Richard D. Bingham is a Professor of Public Administration and Urban Studies at the Maxine Goodman Levin College of Urban Affairs, Cleveland State University, USA.
Davis B. Bobrow is Professor at the Graduate School of Public and International Affairs, University of Pittsburgh, USA.
Peter Bogason is Professor of Public Administration at the Department of Social Sciences, Roskilde University, Denmark.
Geert Bouckaert is Professor and Director of the Public Management Institute, Katholieke Universiteit Leuven, Belgium.
Graeme Boushey is a Graduate Research Fellow in the Center for American Politics and Public Policy at the University of Washington, USA.
Gary Bryner is Professor at the Department of Political Science, Brigham Young University, USA
Kenneth Button is Professor of Public Policy at the School of Public Policy, George Mason University, USA
Walter Carlsnaes is Professor of Political Science at the Department of Government, Uppsala University, Sweden.
Peter DeLeon is Professor at the Graduate School of Public Affairs, University of Colorado at Denver, USA.
Helen Fawcett is Lecturer at the Department of Government, University of Strathclyde, UK.
Herbert Gottweis is Professor at the Department of Political Science, University of Vienna, Austria.
Wyn Grant is Professor in the Department of Politics and International Studies at the University of Warwick, UK
John Halligan is Professor at the School of Management and Policy, University of Canberra, Australia.
[Page x]Michael Hill is Emeritus Professor, University of Newcastle upon Tyne, UK.
Peter L. Hupe is Associate Professor in the Department of Public Administration at Erasmus University, Rotterdam, The Netherlands.
Bryan D. Jones is Donald R. Matthews Distinguished Professor of American Politics, and Director of the Center for American Politics and Public Policy at the University of Washington, USA.
Christoph Knill is Professor in the Department of Political Science and Administration, University of Konstanz, Germany.
Christine R. Martell is Assistant Professor at the Graduate School of Public Affairs, University of Colorado at Denver, USA.
Susan Marton is Assistant Professor at the Department of Political Science, Karlstad University, Sweden.
Michael Moran is Professor of Government in the Department of Government and International Politics, University of Manchester, UK.
Kevin V. Mulcahy is Sheldon Beychok Distinguished Professor at the Department of Political Science, Louisiana State University, USA
Tim Newburn is Professor of Criminology and Social Policy and Director, Mannheim Centre for Criminology, London School of Economics, UK.
B. Guy Peters is Maurice Falk Professor of Government in the Department of Political Science at the University of Pittsburgh, USA.

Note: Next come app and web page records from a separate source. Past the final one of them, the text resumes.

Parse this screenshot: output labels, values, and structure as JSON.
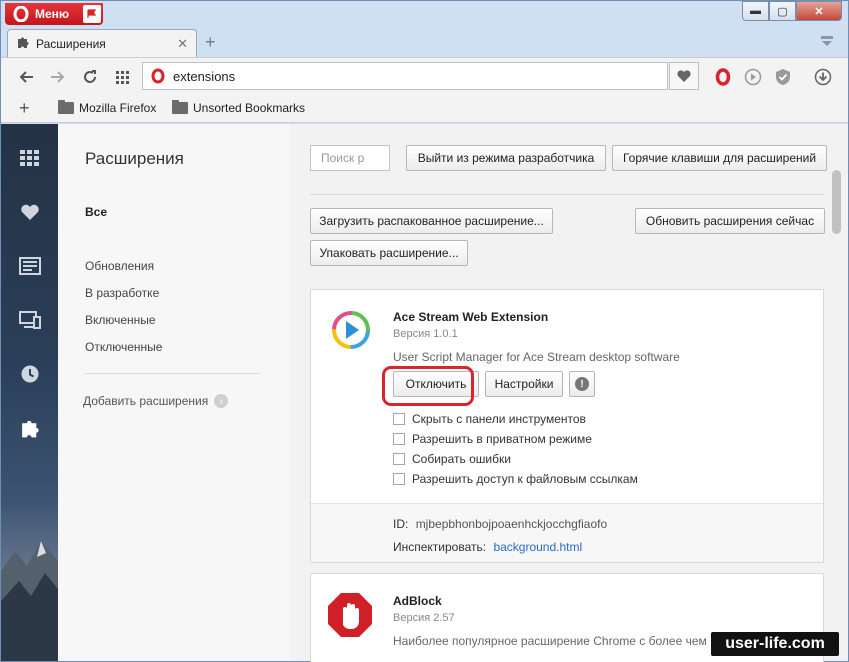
{
  "browser": {
    "menu_label": "Меню",
    "tab_title": "Расширения",
    "address": "extensions",
    "bookmarks": [
      "Mozilla Firefox",
      "Unsorted Bookmarks"
    ]
  },
  "sidebar": {
    "title": "Расширения",
    "all": "Все",
    "links": [
      "Обновления",
      "В разработке",
      "Включенные",
      "Отключенные"
    ],
    "add": "Добавить расширения"
  },
  "toolbar": {
    "search_placeholder": "Поиск р",
    "exit_dev": "Выйти из режима разработчика",
    "hotkeys": "Горячие клавиши для расширений",
    "load_unpacked": "Загрузить распакованное расширение...",
    "update_now": "Обновить расширения сейчас",
    "pack": "Упаковать расширение..."
  },
  "extensions": [
    {
      "name": "Ace Stream Web Extension",
      "version": "Версия 1.0.1",
      "description": "User Script Manager for Ace Stream desktop software",
      "disable": "Отключить",
      "settings": "Настройки",
      "options": [
        "Скрыть с панели инструментов",
        "Разрешить в приватном режиме",
        "Собирать ошибки",
        "Разрешить доступ к файловым ссылкам"
      ],
      "id_label": "ID:",
      "id_value": "mjbepbhonbojpoaenhckjocchgfiaofo",
      "inspect_label": "Инспектировать:",
      "inspect_link": "background.html"
    },
    {
      "name": "AdBlock",
      "version": "Версия 2.57",
      "description": "Наиболее популярное расширение Chrome с более чем"
    }
  ],
  "watermark": "user-life.com",
  "colors": {
    "opera_red": "#d8242a",
    "link_blue": "#2a6bc4"
  }
}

Jon Pierre is Professor in the Department of Political Science at the University of Gothenburg, Sweden.
Irene S. Rubin is Professor Emeritus of Political Science in the Division of Public Administration at Northern Illinois University, Dekalb, USA.
Ian Thynne is in the Governance Program, Faculty of Law, Business and Arts, Charles Darwin University, Australia.
John Uhr is Senior Fellow in the Political Science Program, Research School of Social Sciences, at the Australian National University, Canberra.
David L. Weimer is Professor of Public Affairs and Political Science at the University of Wisconsin-Madison, USA.
[Page xi]Harold L. Wilensky is Professor Emeritus of Political Science at the Department of Political Science, University of California at Berkeley, USA.
Søren C. Winter is Research Professor, Danish National Institute of Social Research, Copenhagen, Denmark.
Samuel Workman is a Graduate Research Fellow in the Center for American Politics and Public Policy at the University of Washington, USA.
Evert Verdung is Professor of Political Science at the Institute for Housing and Urban Research (IBF) and Department of Government, Uppsala University, Sweden.
Aiden R. Vining is the CNABS Professor of Government and Business Relations, Faculty of Business Administration, Simon Fraser University, Vancouver, Canada.